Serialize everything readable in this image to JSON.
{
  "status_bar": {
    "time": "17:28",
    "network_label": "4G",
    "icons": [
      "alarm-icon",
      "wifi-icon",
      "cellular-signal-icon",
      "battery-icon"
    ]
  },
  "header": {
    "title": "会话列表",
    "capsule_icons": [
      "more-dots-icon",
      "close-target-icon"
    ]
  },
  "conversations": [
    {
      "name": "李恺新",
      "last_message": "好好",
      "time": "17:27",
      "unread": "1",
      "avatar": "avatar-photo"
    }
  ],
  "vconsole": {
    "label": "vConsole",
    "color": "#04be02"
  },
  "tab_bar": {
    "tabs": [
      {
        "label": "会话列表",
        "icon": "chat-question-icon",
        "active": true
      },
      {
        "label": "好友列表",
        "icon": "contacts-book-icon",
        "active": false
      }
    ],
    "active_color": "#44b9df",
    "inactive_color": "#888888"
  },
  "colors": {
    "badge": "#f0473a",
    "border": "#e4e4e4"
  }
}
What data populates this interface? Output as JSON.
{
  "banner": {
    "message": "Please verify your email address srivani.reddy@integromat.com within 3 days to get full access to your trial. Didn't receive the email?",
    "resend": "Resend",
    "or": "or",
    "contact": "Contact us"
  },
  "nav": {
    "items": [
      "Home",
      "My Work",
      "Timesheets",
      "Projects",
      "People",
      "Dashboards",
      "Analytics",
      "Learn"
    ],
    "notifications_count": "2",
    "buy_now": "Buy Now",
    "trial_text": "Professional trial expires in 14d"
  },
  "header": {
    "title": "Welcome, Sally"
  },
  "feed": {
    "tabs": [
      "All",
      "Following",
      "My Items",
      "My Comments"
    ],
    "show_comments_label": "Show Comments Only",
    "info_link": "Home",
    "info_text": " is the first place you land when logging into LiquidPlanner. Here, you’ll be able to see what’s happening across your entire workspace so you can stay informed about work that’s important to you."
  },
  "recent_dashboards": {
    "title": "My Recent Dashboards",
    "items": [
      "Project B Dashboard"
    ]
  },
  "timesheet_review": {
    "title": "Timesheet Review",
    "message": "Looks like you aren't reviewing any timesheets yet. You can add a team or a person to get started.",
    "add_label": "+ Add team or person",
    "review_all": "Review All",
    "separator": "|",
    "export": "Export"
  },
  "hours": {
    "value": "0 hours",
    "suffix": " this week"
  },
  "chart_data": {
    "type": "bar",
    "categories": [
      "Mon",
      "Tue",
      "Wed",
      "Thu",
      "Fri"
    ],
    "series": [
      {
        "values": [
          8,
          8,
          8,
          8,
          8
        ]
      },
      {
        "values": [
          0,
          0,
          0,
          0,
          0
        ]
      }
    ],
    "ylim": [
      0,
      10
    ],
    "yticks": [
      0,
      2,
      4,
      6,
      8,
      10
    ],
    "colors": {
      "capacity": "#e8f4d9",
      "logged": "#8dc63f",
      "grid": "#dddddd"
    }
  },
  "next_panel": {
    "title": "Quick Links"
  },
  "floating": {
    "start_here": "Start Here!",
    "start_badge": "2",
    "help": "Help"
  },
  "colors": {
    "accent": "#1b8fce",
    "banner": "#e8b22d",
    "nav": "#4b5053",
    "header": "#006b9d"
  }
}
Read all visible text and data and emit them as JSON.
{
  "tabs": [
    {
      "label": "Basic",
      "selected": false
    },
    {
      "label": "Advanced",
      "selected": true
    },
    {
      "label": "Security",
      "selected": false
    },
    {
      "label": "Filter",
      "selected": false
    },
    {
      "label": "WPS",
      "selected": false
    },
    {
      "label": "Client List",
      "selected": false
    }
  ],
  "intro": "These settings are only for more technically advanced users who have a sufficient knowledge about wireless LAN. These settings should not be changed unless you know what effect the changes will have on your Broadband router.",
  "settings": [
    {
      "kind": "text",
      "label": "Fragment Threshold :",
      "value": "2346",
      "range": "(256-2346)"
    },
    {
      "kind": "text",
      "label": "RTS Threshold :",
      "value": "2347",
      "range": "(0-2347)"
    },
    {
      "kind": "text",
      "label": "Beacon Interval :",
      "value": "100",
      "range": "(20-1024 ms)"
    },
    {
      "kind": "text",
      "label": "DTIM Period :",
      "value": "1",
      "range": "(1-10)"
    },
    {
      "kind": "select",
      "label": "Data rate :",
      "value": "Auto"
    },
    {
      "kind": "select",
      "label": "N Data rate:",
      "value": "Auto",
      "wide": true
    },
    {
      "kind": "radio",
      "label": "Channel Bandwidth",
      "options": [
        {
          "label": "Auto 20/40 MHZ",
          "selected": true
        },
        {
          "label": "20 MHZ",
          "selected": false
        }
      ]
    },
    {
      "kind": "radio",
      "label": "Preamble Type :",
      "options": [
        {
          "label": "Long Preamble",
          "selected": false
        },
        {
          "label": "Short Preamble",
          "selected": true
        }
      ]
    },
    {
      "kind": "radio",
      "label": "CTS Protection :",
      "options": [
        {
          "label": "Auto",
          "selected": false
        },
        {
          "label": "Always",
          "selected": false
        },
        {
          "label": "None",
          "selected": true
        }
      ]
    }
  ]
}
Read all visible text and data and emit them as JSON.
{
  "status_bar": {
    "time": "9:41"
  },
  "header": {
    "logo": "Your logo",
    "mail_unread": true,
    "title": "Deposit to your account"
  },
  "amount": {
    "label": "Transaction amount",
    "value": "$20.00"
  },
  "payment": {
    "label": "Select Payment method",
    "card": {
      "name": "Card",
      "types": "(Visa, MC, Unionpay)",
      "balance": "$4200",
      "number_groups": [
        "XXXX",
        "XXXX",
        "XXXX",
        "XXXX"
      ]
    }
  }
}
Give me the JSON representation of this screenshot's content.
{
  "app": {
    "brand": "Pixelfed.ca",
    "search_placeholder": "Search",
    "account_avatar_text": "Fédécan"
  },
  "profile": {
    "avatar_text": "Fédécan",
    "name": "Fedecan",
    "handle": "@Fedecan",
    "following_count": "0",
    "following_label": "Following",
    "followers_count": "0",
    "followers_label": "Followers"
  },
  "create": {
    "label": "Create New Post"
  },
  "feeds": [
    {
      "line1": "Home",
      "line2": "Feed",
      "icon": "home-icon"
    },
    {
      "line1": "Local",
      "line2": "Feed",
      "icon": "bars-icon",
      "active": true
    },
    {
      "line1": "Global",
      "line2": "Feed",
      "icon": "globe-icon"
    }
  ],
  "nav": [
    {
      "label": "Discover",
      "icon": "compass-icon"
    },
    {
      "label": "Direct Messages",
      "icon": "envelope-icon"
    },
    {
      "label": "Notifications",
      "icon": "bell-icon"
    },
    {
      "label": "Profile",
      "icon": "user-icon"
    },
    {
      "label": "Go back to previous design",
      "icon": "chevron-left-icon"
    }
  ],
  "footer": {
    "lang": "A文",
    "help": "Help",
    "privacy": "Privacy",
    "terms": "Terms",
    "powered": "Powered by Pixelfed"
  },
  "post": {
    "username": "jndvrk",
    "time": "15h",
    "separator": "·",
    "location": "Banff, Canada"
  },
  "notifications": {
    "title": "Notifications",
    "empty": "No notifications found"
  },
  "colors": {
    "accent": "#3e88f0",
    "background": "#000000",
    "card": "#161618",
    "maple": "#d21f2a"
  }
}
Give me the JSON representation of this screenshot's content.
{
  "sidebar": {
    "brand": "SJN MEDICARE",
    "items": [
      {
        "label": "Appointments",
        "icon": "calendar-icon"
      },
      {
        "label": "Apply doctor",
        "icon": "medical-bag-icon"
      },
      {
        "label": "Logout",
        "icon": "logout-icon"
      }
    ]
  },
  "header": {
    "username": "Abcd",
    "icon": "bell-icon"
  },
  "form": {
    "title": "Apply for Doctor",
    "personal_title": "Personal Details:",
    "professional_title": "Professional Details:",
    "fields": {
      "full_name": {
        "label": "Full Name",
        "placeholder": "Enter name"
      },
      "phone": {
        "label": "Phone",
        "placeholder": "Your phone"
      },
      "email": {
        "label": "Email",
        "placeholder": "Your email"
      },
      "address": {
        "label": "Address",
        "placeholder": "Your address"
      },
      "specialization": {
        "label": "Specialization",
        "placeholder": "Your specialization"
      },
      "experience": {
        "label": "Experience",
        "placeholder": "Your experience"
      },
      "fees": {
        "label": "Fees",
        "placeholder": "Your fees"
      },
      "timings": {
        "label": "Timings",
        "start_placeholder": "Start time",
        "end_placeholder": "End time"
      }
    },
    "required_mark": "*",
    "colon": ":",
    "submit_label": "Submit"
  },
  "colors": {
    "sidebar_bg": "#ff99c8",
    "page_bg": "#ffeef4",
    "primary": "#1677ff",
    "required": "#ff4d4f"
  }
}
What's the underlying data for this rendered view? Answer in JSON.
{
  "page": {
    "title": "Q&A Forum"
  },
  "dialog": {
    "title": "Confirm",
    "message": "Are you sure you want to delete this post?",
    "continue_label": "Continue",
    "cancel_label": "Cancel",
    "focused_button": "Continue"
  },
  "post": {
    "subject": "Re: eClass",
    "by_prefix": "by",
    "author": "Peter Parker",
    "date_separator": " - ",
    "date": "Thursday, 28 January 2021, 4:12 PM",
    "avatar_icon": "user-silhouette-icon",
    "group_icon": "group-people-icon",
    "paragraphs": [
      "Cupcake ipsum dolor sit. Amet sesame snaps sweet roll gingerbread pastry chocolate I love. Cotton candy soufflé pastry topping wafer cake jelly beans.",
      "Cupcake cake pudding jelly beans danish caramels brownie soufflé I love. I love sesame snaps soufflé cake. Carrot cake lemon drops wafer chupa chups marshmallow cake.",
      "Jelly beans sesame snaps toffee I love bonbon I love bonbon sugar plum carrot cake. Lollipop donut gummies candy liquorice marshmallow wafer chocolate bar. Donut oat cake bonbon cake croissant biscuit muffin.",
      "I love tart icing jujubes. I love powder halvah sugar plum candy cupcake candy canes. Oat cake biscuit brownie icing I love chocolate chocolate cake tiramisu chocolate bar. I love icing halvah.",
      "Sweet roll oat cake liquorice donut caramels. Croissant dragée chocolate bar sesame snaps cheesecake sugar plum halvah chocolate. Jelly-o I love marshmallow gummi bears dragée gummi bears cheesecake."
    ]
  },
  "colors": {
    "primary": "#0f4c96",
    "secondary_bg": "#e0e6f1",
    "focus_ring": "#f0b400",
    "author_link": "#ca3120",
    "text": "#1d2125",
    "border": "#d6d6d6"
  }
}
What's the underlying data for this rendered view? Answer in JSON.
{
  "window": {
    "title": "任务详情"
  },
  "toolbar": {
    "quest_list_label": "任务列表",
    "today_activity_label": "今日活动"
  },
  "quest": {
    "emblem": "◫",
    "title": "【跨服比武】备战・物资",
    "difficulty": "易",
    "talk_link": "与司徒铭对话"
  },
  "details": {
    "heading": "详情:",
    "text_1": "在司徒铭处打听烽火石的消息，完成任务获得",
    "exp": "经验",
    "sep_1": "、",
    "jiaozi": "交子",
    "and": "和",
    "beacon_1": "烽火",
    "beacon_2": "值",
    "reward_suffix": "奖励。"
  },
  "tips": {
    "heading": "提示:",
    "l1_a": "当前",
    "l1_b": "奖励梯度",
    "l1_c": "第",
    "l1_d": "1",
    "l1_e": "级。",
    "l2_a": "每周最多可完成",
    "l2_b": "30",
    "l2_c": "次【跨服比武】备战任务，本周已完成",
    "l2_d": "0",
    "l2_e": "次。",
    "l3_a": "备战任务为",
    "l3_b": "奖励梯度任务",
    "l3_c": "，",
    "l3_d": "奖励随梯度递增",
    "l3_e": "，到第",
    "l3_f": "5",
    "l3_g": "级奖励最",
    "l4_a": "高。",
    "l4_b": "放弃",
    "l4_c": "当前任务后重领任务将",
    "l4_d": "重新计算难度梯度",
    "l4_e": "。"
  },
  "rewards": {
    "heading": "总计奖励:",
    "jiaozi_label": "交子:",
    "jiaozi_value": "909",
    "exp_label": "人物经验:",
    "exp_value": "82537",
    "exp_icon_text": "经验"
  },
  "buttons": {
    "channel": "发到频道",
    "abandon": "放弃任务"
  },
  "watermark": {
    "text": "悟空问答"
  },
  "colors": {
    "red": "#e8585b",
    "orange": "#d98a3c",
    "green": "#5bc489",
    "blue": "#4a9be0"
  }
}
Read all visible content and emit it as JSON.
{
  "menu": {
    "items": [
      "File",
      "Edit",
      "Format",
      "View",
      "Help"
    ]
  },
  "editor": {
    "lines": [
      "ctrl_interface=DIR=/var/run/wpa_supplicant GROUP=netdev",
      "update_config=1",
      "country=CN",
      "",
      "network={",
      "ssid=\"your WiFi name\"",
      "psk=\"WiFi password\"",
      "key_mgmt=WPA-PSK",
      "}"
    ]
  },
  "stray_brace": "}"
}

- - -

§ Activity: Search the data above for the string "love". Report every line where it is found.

§ Answer space:
      "Cupcake ipsum dolor sit. Amet sesame snaps sweet roll gingerbread pastry chocolate I love. Cotton candy soufflé pastry topping wafer cake jelly beans.",
      "Cupcake cake pudding jelly beans danish caramels brownie soufflé I love. I love sesame snaps soufflé cake. Carrot cake lemon drops wafer chupa chups marshmallow cake.",
      "Jelly beans sesame snaps toffee I love bonbon I love bonbon sugar plum carrot cake. Lollipop donut gummies candy liquorice marshmallow wafer chocolate bar. Donut oat cake bonbon cake croissant biscuit muffin.",
      "I love tart icing jujubes. I love powder halvah sugar plum candy cupcake candy canes. Oat cake biscuit brownie icing I love chocolate chocolate cake tiramisu chocolate bar. I love icing halvah.",
      "Sweet roll oat cake liquorice donut caramels. Croissant dragée chocolate bar sesame snaps cheesecake sugar plum halvah chocolate. Jelly-o I love marshmallow gummi bears dragée gummi bears cheesecake."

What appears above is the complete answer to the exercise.